No one loves new shows more than the Golden Globe Awards, but in order to make room for the newbies, some of the oldies have to go. The Hollywood Foreign Press Association has no problem dropping you like a bad habit -- even when you're the reigning champion -- which is, frankly, what makes the Globes so fun. The turnover rate is high, so no one is safe.
So which vets might be in danger of not making the cut on Dec. 12?
1. Game of Thrones
This probably won't happen, but don't be shocked if it does. Game of Thrones will rule the Emmys until it's over, but it has never been the HFPA's cup of tea. After nominating the show and awarding Peter Dinklage for Season 1, the Globes dropped both the next two years before bringing back the show the past two cycles. That means Thrones' Golden Globes nomination haul is a grand total of four -- and Dinklage's win remains the only acting nomination the show has ever received. Could voters feel pressured into awarding the show? Sure, but shows rarely win their first series prize late into their runs at the Globes, with the exception of Breaking Bad, which won for its final season. That was a case where the little show that could became too big to ignore, and the Globes didn't want to look stupid. Thrones has always been big and the HFPA has always been like, "Meh." You kind of get the sense that they feel like Dinklage's win is enough. And now with Westworld in the mix, they can focus on crowning the next big thing.
2. Mozart in the Jungle
Mozart is the defending champ in comedy series and actor for Gael Garcia Bernal (the HFPA loves pairing series winners with an acting win), but it's the most susceptible to the Globes' "won and gone" game. For the past three years, the Globes has dropped a reigning series and acting champ from that same show. Last year, it was The Affair and Ruth Wilson (Maura Tierney, however, was nominated and won). Before that, it was Brooklyn Nine-Nine and Andy Samberg, and before that, Homeland, Damian Lewis and Claire Danes suffered the same fate (although that was for the disastrous Season 3, so, valid). If the HFPA had to choose one to snub between Mozart and defending drama series champ Mr. Robot (which also earned Christian Slater a trophy), it's going to dump the surprise champ that has no buzz anywhere else, not a hot show that just won Rami Malek an Emmy.
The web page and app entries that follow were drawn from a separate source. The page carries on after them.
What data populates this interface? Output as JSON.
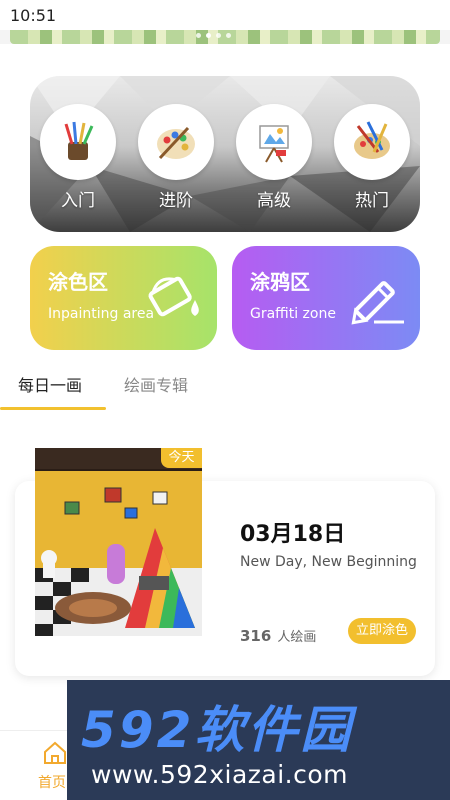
{
  "status_bar": {
    "time": "10:51"
  },
  "categories": [
    {
      "label": "入门",
      "icon": "brush-cup-icon"
    },
    {
      "label": "进阶",
      "icon": "palette-brush-icon"
    },
    {
      "label": "高级",
      "icon": "easel-icon"
    },
    {
      "label": "热门",
      "icon": "palette-brushes-icon"
    }
  ],
  "features": {
    "paint": {
      "title": "涂色区",
      "subtitle": "Inpainting area",
      "icon": "paint-bucket-icon"
    },
    "graffiti": {
      "title": "涂鸦区",
      "subtitle": "Graffiti zone",
      "icon": "pencil-icon"
    }
  },
  "tabs": [
    {
      "label": "每日一画",
      "active": true
    },
    {
      "label": "绘画专辑",
      "active": false
    }
  ],
  "daily": {
    "badge": "今天",
    "date": "03月18日",
    "title": "New Day, New Beginning",
    "count": "316",
    "count_unit": "人绘画",
    "button": "立即涂色"
  },
  "bottom_nav": {
    "home_label": "首页"
  },
  "watermark": {
    "logo": "592软件园",
    "url": "www.592xiazai.com"
  },
  "colors": {
    "accent": "#f2bf2e",
    "paint_gradient": [
      "#f2d04c",
      "#a6e36a"
    ],
    "graffiti_gradient": [
      "#b65cf2",
      "#7c8bf4"
    ]
  }
}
Empire premiered days before the Globes ceremony in 2015, which means the HFPA had to wait a whole year to get in on that. It was nominated for drama series last year and Taraji P. Hensonwon drama actress (she may make the cut this year -- having a film, Hidden Figures, in contention also helps), but the show has crossed the "hot mess" line into "not in a good way" territory. Hell, it started last year, but at least its shot-out-of-a-cannon Season 1 also aired in 2015, sort of justifying the nomination last year. Now that voters have marked that off, they can move on, especially with so many new, hotter shows in the mix.
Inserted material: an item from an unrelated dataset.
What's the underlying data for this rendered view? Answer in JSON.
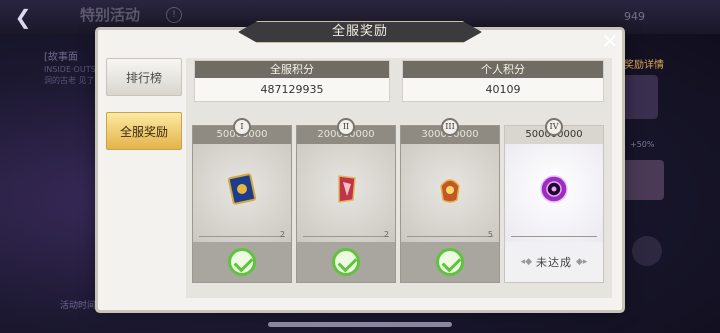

The Globes has so much turnover not only because voters love freshman shows, but because they also like to spread the wealth. You rarely get sweeps by one show at the Globes. The HFPA likes to make sure that every network is happy with a nod or a win here or there. The Globes clearly loves Amazon, but it could easily shun Transparent, which won comedy series and comedy actor for Jeffrey Tambor two years ago, in favor of Amazon newbies Fleabag and One Mississippi to fill that quota.
5. Orange Is the New Black
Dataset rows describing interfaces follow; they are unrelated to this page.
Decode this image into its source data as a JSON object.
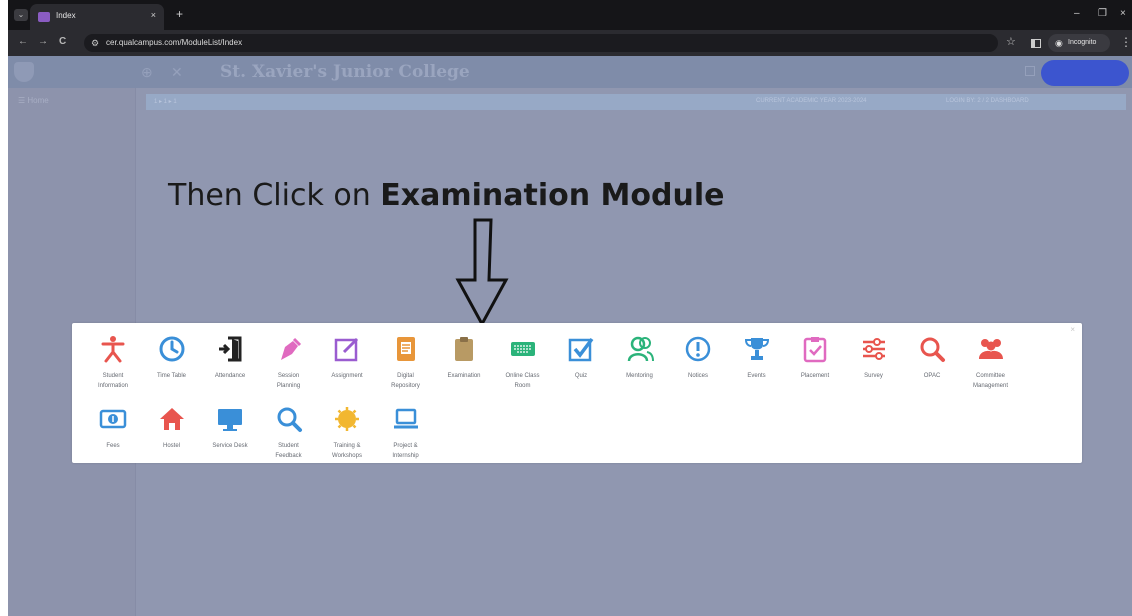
{
  "browser": {
    "tab_title": "Index",
    "tab_close": "×",
    "new_tab": "+",
    "url": "cer.qualcampus.com/ModuleList/Index",
    "incognito_label": "Incognito",
    "window": {
      "minimize": "–",
      "restore": "❐",
      "close": "×"
    },
    "nav": {
      "back": "←",
      "forward": "→",
      "reload": "C",
      "star": "☆",
      "menu": "⋮"
    }
  },
  "app": {
    "college_name": "St. Xavier's Junior College",
    "sidebar_item": "☰  Home",
    "info_strip_left": "1 ▸ 1 ▸ 1",
    "info_strip_mid": "CURRENT ACADEMIC YEAR 2023-2024",
    "info_strip_right": "LOGIN BY: 2 / 2 DASHBOARD"
  },
  "instruction": {
    "prefix": "Then Click on ",
    "emphasis": "Examination Module"
  },
  "modules_row1": [
    {
      "label": "Student\nInformation",
      "icon": "student-icon",
      "color": "#e8554e"
    },
    {
      "label": "Time Table",
      "icon": "clock-icon",
      "color": "#3a8fd8"
    },
    {
      "label": "Attendance",
      "icon": "attendance-door-icon",
      "color": "#222222"
    },
    {
      "label": "Session\nPlanning",
      "icon": "pen-nib-icon",
      "color": "#e06ac0"
    },
    {
      "label": "Assignment",
      "icon": "edit-square-icon",
      "color": "#9a5cd0"
    },
    {
      "label": "Digital\nRepository",
      "icon": "document-icon",
      "color": "#e8963a"
    },
    {
      "label": "Examination",
      "icon": "clipboard-icon",
      "color": "#b89a64"
    },
    {
      "label": "Online Class\nRoom",
      "icon": "keyboard-icon",
      "color": "#2bb37a"
    },
    {
      "label": "Quiz",
      "icon": "checkbox-icon",
      "color": "#3a8fd8"
    },
    {
      "label": "Mentoring",
      "icon": "mentoring-icon",
      "color": "#2bb37a"
    },
    {
      "label": "Notices",
      "icon": "alert-circle-icon",
      "color": "#3a8fd8"
    },
    {
      "label": "Events",
      "icon": "trophy-icon",
      "color": "#3a8fd8"
    },
    {
      "label": "Placement",
      "icon": "clipboard-check-icon",
      "color": "#e06ac0"
    },
    {
      "label": "Survey",
      "icon": "sliders-icon",
      "color": "#e8554e"
    },
    {
      "label": "OPAC",
      "icon": "magnifier-icon",
      "color": "#e8554e"
    },
    {
      "label": "Committee\nManagement",
      "icon": "group-icon",
      "color": "#e8554e"
    }
  ],
  "modules_row2": [
    {
      "label": "Fees",
      "icon": "money-icon",
      "color": "#3a8fd8"
    },
    {
      "label": "Hostel",
      "icon": "home-icon",
      "color": "#e8554e"
    },
    {
      "label": "Service Desk",
      "icon": "monitor-icon",
      "color": "#3a8fd8"
    },
    {
      "label": "Student\nFeedback",
      "icon": "search-icon",
      "color": "#3a8fd8"
    },
    {
      "label": "Training &\nWorkshops",
      "icon": "sun-badge-icon",
      "color": "#f2b731"
    },
    {
      "label": "Project &\nInternship",
      "icon": "laptop-icon",
      "color": "#3a8fd8"
    }
  ]
}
Orange will likely hang on to the "Netflix slot" in comedy series, but it could very well get squeezed out because of the fresh blood in the form of FX's Atlanta, HBO's Insecure and Divorce, the latter of which stars Globe darling Sarah Jessica Parker, and the aforementioned Fleabag and One Mississippi.
Veep is the two-time defending comedy series champ at the Emmys, but the Globes is basically allergic to it. Last year was the first time the show was even nominated for comedy series -- you know it was because the HFPA didn't want to look dumb for never nominating an Emmy winner -- and Julia Louis-Dreyfus has never won a Globe for the show (the only major trophy she's missing for playing Selina Meyer). Plus, it has internal competition from Insecure and Divorce. Maybe the current U.S. political climate will inspire The Globes to keep the biting satire, which had its best season yet this year. For all its fickleness, the HFPA does have an eye for quality: Unlike the Emmys, it nominated The Good Wife for its spectacular, resurgent fifth season.
You don't even remember this happened, do you? The crime drama and star Wagner Mourascored surprised nods last year, but expect them to fall to the wayside with fresher, buzzier Netflix options at the ready: Stranger Things and The Crown.
The Golden Globe nominations will be announced Monday, Dec. 12. The award show airs Sunday, Jan. 8 at 8 p.m. ET / 5 p.m. PT on NBC.